Stored data:
----
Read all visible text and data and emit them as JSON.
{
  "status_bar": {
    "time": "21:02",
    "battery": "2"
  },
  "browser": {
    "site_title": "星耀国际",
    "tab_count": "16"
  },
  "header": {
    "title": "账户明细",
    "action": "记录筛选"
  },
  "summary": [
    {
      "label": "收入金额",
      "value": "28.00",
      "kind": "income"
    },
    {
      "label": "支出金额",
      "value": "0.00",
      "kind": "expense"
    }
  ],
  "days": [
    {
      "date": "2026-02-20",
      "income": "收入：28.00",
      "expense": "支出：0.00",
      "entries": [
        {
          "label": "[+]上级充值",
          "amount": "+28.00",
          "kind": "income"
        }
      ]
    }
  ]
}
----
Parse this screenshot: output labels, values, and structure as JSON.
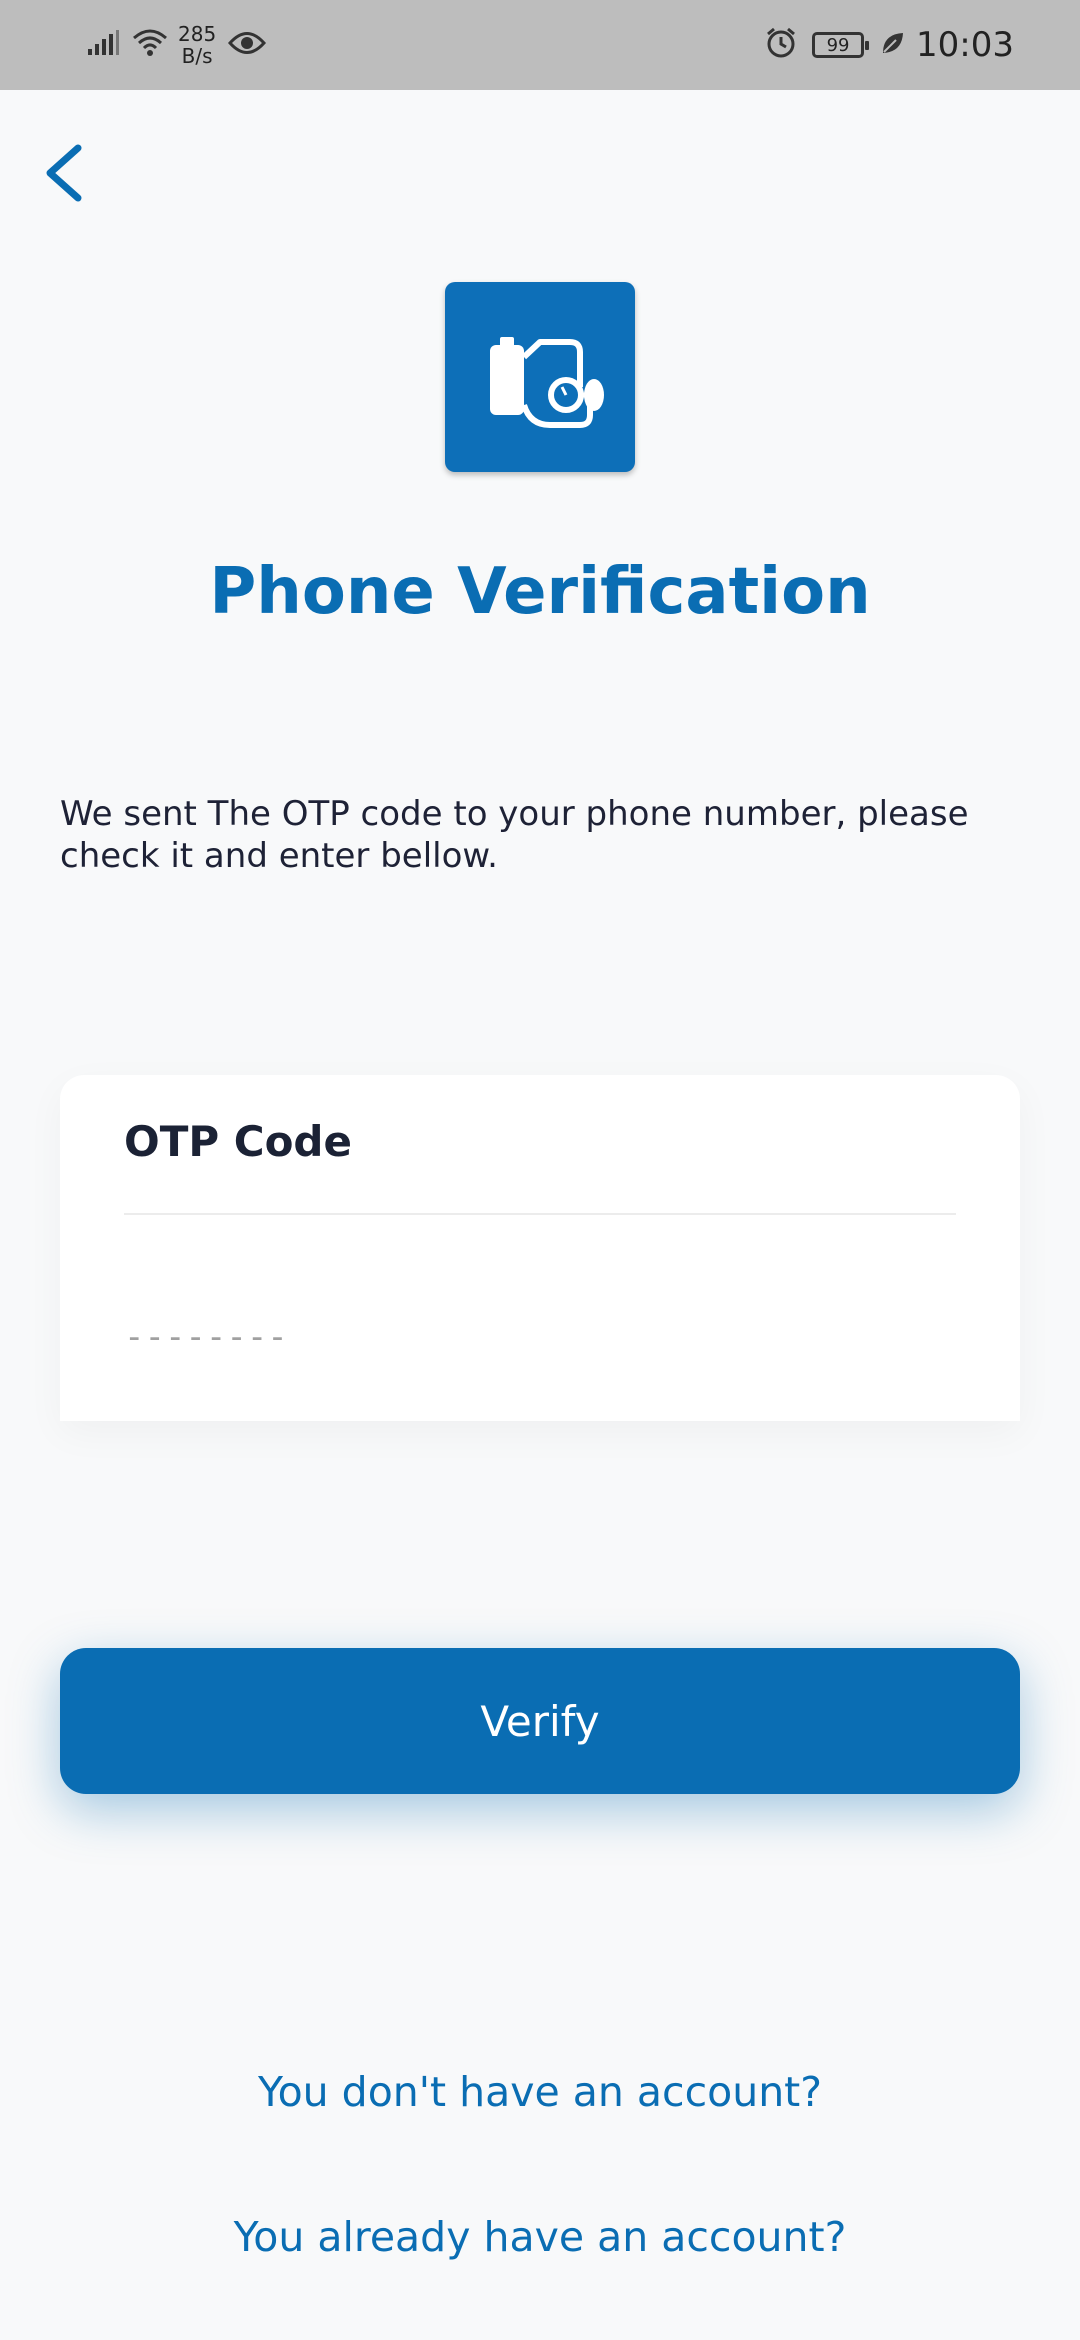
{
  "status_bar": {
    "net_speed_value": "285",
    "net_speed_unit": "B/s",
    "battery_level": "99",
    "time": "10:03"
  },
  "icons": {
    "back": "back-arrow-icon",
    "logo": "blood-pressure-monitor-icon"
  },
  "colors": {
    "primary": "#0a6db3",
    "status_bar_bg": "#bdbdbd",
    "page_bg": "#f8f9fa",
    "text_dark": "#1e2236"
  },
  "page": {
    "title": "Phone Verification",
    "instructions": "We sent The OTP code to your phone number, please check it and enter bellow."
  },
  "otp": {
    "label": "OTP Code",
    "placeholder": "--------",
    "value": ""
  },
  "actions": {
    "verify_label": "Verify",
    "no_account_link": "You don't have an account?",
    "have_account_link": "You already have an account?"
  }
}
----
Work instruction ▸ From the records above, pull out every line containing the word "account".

Result of this exercise ▸
    "no_account_link": "You don't have an account?",
    "have_account_link": "You already have an account?"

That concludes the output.